Well, there’s a lot to argue with in that paragraph; or more efficiently not much to agree with. We are not “sad mourners” huddled around any grave. There is no grave. The encyclopedia, far from being near extinct has in fact, undergone an evolution and has sprouted wings, taking to the air, and is now flitting about happily somewhere in the cloud. Encyclopedias are still being created; it’s true they probably won’t be printed in future, but they are providing masses of data for the on-line researcher. These resources may mostly be hidden behind paywalls, but many of your libraries may have access. It’s only fair to blame Wikipedia to the extent that Wikipedia typifies the world of on-line reference. But it’s not Wikipedia’s fault that we don’t print encyclopedias any more: Wikipedia is merely another manifestation of the same phenomenon.

Now whether The Oxford Handbook of Names and Naming, the subject of the TLS review, is really a frustrated Encyclopedia of Onomastics is to be doubted. Those multi-volume encyclopedias used to deal with subjects a bit wider than onomastics: say Linguistics or even Applied Linguistics. The Oxford Handbooks is an informal series, as too is The Oxford Companions. I have no idea how much discussion there is in Walton Street as to what constitutes the distinction between them, but I can report that the OED defines “companion” in this sense as “A handbook or reference book on a specific subject” which really makes the difference clear! The OUP website tells us “Oxford Companions combine the functionality of a subject dictionary with the breadth and scope of an encyclopedia. Their lively, accessible, and informative style makes them readable and entertaining”, which seems to confuse the issue rather than clarify. To my mind a Handbook is liable to be more of a potted collection of factual pieces for the undergraduate, whereas a Companion suggests more of an impressionistic background resource. You might be expected to read a Companion and to refer to a Handbook: but of course there’s really no hard and fast boundary between them.

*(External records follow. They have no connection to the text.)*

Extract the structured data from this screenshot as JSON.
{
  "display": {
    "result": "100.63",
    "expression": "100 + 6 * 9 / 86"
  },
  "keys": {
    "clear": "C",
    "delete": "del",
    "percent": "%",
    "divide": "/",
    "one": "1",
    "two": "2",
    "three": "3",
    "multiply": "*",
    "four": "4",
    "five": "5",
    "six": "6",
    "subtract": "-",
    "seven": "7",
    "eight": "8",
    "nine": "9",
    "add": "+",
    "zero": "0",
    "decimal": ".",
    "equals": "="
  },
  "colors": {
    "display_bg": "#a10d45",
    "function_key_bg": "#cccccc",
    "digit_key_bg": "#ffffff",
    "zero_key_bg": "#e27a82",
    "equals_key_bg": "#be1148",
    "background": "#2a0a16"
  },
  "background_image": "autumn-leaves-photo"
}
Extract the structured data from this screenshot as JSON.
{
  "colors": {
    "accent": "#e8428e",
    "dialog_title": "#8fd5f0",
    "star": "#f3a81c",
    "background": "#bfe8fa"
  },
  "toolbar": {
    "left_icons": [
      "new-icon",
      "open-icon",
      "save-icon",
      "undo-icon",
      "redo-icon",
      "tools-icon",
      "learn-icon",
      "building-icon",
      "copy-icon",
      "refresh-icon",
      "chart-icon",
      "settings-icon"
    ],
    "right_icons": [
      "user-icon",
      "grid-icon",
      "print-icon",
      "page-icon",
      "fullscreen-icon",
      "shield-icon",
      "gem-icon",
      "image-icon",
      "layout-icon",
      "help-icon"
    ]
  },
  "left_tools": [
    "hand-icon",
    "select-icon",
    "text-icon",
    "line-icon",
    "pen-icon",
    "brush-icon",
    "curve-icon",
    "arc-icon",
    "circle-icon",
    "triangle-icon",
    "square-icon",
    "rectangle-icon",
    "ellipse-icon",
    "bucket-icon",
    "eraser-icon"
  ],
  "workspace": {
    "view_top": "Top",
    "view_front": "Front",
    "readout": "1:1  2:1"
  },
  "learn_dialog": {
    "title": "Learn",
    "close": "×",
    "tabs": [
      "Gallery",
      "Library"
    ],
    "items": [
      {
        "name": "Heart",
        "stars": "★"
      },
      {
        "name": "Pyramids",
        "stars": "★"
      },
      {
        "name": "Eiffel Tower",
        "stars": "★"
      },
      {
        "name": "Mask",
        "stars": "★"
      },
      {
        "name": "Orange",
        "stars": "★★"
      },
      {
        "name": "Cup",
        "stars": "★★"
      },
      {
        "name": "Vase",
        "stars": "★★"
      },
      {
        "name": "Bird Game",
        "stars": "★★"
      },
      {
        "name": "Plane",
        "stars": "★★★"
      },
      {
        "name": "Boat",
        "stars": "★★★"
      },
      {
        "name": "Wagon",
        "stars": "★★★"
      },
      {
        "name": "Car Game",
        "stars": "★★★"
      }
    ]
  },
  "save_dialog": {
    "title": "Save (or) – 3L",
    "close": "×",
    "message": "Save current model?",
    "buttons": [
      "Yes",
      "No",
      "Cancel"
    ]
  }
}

I imagine my uncle settling down before a nice fire picking up his Companion to Dickens and enjoying an essay on Dickens’ techniques of naming characters, or his reading tours, or his theatrical proclivities.

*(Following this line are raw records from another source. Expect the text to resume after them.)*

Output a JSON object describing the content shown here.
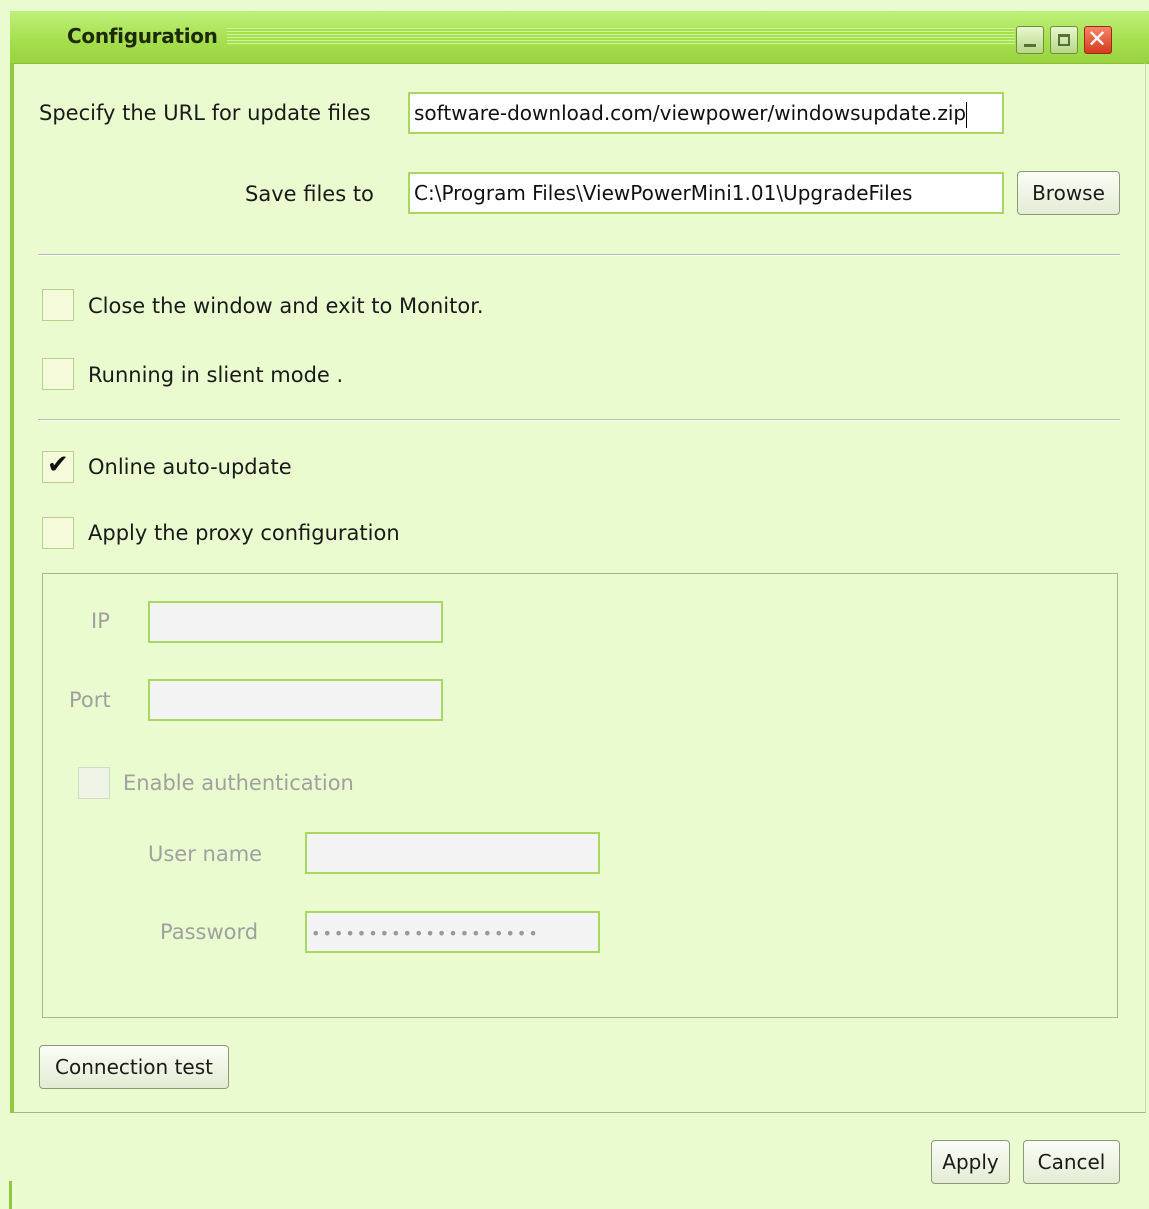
{
  "window": {
    "title": "Configuration",
    "controls": {
      "minimize": "minimize-icon",
      "maximize": "maximize-icon",
      "close": "close-icon"
    }
  },
  "update": {
    "url_label": "Specify the URL for update files",
    "url_value": "software-download.com/viewpower/windowsupdate.zip",
    "save_label": "Save files to",
    "save_value": "C:\\Program Files\\ViewPowerMini1.01\\UpgradeFiles",
    "browse_label": "Browse"
  },
  "options": {
    "close_window": {
      "label": "Close the window and exit to Monitor.",
      "checked": false
    },
    "silent_mode": {
      "label": "Running in slient mode .",
      "checked": false
    },
    "auto_update": {
      "label": "Online auto-update",
      "checked": true
    },
    "proxy": {
      "label": "Apply the proxy configuration",
      "checked": false
    }
  },
  "proxy": {
    "ip_label": "IP",
    "ip_value": "",
    "port_label": "Port",
    "port_value": "",
    "auth_label": "Enable authentication",
    "auth_checked": false,
    "username_label": "User name",
    "username_value": "",
    "password_label": "Password",
    "password_mask": "••••••••••••••••••••"
  },
  "buttons": {
    "connection_test": "Connection test",
    "apply": "Apply",
    "cancel": "Cancel"
  },
  "colors": {
    "background": "#eafbcf",
    "titlebar": "#a7e04f",
    "field_border": "#a8d860",
    "close_button": "#d63a1c"
  }
}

And who are these investors, greedy for returns? Oxford University Press is blessed not to have shareholders and I don’t believe the University would recognize itself in this characterisation, but even publishers who do have them would never think their investors as being inclined “to just as happily invest in pork futures”. Any investor with a wish “for unrealistic levels of profitability and shorter return times” is not likely to be investing in book publishing in the first place. Our profits are unfortunately only too “realistic” and rather long term.